Today I am tucked away in the nice warm office of Dr Hilary Marlow, Biblical Scholar and Course Director at the Faraday Institute for Science and Religion, who will be talking to us in this Christmas podcast. Hello Hilary!

Hello Cara.

…you can listen to our conversation here or read the transcipt provided below. Continue reading

The Hiddenness of God: An Alternative to ‘Science and Religion’

Freeimages.com/Armand
Freeimages.com/Armand

How does the person of Christ make sense of my experience as a scientist? This is the last in a series of five posts from this year’s Scientists in Congregations conference, the topic of which was ‘Christ and Creation’. In the closing lecture Wilson Poon, who is Professor of Condensed Matter Physics at Edinburgh University, began with this question and suggested that we look to ‘the laboratory of the cross’ for the answer.

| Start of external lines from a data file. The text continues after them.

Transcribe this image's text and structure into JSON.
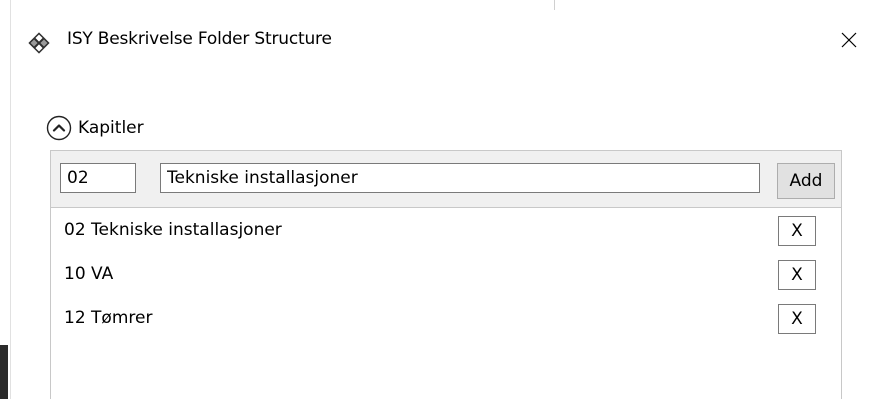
{
  "window": {
    "title": "ISY Beskrivelse Folder Structure",
    "close_label": "×"
  },
  "section": {
    "label": "Kapitler",
    "expanded": true
  },
  "new_entry": {
    "number_value": "02",
    "name_value": "Tekniske installasjoner",
    "add_label": "Add"
  },
  "chapters": [
    {
      "label": "02 Tekniske installasjoner",
      "remove_label": "X"
    },
    {
      "label": "10 VA",
      "remove_label": "X"
    },
    {
      "label": "12 Tømrer",
      "remove_label": "X"
    }
  ],
  "colors": {
    "panel_background": "#f0f0f0",
    "border": "#c8c8c8",
    "button_face": "#e1e1e1",
    "text": "#000000"
  },
  "icons": {
    "app": "isy-logo-icon",
    "close": "close-icon",
    "collapse": "chevron-up-circle-icon"
  }
}
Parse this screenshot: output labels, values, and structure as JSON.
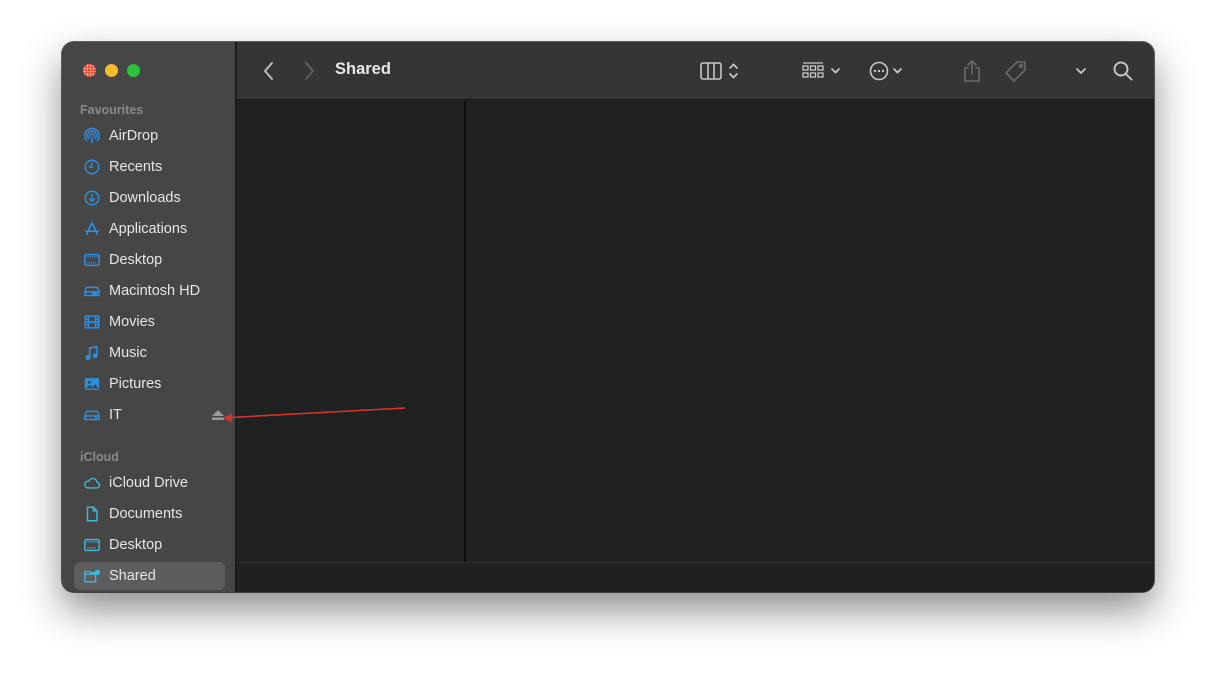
{
  "window": {
    "title": "Shared"
  },
  "toolbar": {
    "back_icon": "chevron-left",
    "forward_icon": "chevron-right",
    "view_mode_icon": "columns-view",
    "group_icon": "icon-grid",
    "action_icon": "ellipsis-circle",
    "share_icon": "share",
    "tag_icon": "tag",
    "more_icon": "chevron-down",
    "search_icon": "magnifying-glass"
  },
  "sidebar": {
    "sections": [
      {
        "title": "Favourites",
        "items": [
          {
            "label": "AirDrop",
            "icon": "airdrop"
          },
          {
            "label": "Recents",
            "icon": "clock"
          },
          {
            "label": "Downloads",
            "icon": "download-circle"
          },
          {
            "label": "Applications",
            "icon": "applications"
          },
          {
            "label": "Desktop",
            "icon": "desktop"
          },
          {
            "label": "Macintosh HD",
            "icon": "hard-drive"
          },
          {
            "label": "Movies",
            "icon": "film"
          },
          {
            "label": "Music",
            "icon": "music-note"
          },
          {
            "label": "Pictures",
            "icon": "photo"
          },
          {
            "label": "IT",
            "icon": "external-drive",
            "ejectable": true
          }
        ]
      },
      {
        "title": "iCloud",
        "items": [
          {
            "label": "iCloud Drive",
            "icon": "cloud"
          },
          {
            "label": "Documents",
            "icon": "document"
          },
          {
            "label": "Desktop",
            "icon": "desktop"
          },
          {
            "label": "Shared",
            "icon": "shared-folder",
            "selected": true
          }
        ]
      }
    ]
  },
  "colors": {
    "accent_icon": "#2f8ee0",
    "icloud_icon": "#3fb8dc",
    "annotation_arrow": "#d9342b"
  }
}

Continue reading

Spirituality, Ecology and Death: Jesus the Mediator in Colossians 1

© Ruth Bancewicz
© Ruth Bancewicz

The thought that God might have visited our own planet in human form is so mind-blowing that most people react in one of two ways: either to reject it as nonsense, or to try and understand how it affects us. Continue reading